Visually compare the sizes of different bubble values
Further analyze those values by sub-sections, or slices
Compare those slice values across all of your bubble pies
Until now, the only way to make this chart was in Microsoft Excel. This new bubble pie module is another unique chart type found exclusively in ZingChart. And like most charts, it only takes a few steps to make your own. But you might be wondering, “When would I even use this type of chart?” We have a few use cases to share.
Bubble Pie Chart
Bubble pie charts are a type of chart known as a compound chart. They combine the comparison features of a bubble chart with the segmentation features of a pie chart.
Bubble Pie Charts in The Real World
When would you use a bubble pie chart in real life? Bubble pie charts work best when you have data that you want to further breakdown into sub-groups or categories… all in one chart. You could also use the chart drilldown feature to visualize this type of data.
For example, you could show total average income, spending, exports, imports, or other data in a country or region. Then, that total could be further broken down by category to display as slices of a pie.
Bubble Pie Chart Examples
Tracking Consumer Spending
In the above example, the bubble pie chart displays average expenditures per consumer unit in the U.S. in 2012, 2013, and 2014. Those expenditures are further broken down into categories such as food, housing, and healthcare.
The bubble size values represent the total average expenditures for each year, and the pie slice values represent the different expenditure types.
A chart title and subtitle were added to explain what the chart was visualizing and the source of the data.

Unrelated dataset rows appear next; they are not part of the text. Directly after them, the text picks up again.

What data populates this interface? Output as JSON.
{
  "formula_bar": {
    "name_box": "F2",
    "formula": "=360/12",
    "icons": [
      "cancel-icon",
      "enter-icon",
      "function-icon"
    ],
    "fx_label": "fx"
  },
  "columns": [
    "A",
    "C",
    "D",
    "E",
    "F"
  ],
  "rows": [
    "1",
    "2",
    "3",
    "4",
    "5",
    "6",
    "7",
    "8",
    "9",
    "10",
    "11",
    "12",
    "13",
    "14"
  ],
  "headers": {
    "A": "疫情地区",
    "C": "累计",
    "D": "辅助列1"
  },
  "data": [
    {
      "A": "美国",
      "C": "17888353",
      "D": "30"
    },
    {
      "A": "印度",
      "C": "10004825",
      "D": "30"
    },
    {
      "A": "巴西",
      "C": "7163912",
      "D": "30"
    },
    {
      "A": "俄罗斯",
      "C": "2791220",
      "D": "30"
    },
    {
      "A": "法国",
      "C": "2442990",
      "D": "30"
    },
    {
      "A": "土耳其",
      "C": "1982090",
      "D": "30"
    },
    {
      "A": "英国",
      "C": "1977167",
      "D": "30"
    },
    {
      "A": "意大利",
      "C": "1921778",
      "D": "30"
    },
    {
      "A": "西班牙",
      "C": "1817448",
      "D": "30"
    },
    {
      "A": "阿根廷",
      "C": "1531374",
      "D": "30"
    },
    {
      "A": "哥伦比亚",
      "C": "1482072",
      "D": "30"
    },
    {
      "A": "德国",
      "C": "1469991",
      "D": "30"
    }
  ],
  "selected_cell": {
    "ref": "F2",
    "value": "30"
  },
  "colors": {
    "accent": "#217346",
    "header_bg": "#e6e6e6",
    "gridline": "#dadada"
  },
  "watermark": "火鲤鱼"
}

The legend styled to the right of the chart area allows users to quickly identify the expenditure type for each pie slice.
Lastly, value boxes and tooltips provide further clarification, allowing users to combine ZingChart tokens with their own custom text.
Visualizing Survey Results
This demo tracks consumer sentiment over a period of five years, with bubble size reflecting the number of survey respondents. The pie charts allow the user to easily see the results of each year’s survey.
How to Make a Bubble Pie Chart
Our bubble pie chart is specified by the
type attribute value:
bubble-pie. Since bubble pies are not one of our core chart types, they require special modules to properly load:
A modules script in the document and
A load modules method that wraps around your render method(s) in the document .
Next, you can provide your bubble pie chart data. This consists of two parts: first, you’ll provide your bubble chart data (the bubble size values, and their placement on the x/y-axes), and second, you’ll provide your pie chart data (the pie slice values for each of your bubble pies).
See our new Bubble Pie Charts Documentation page for more detailed information on how to put together, customize, and style your bubble pie chart.
Bubble Pie Chart Best Practices
The key to making bubble pie charts that are also good data visualizations lies in paying attention to a few things:
Do not use too many slices in your pie. While many slices is a good thing with dessert pies, in dataviz it can be hard to compare the sizes of these segments when there are too many. We’ve discussed this and other pie chart problems in the past.
Make sure your bubbles are distinguishable. If they are close in size, consider using value labels, as seen in our example.
Double check the bubble volumes to ensure they are not distorted. In real life, bubble radii can increase quickly. So it is worth checking your data to make sure these are scaling properly.
What Comes Next?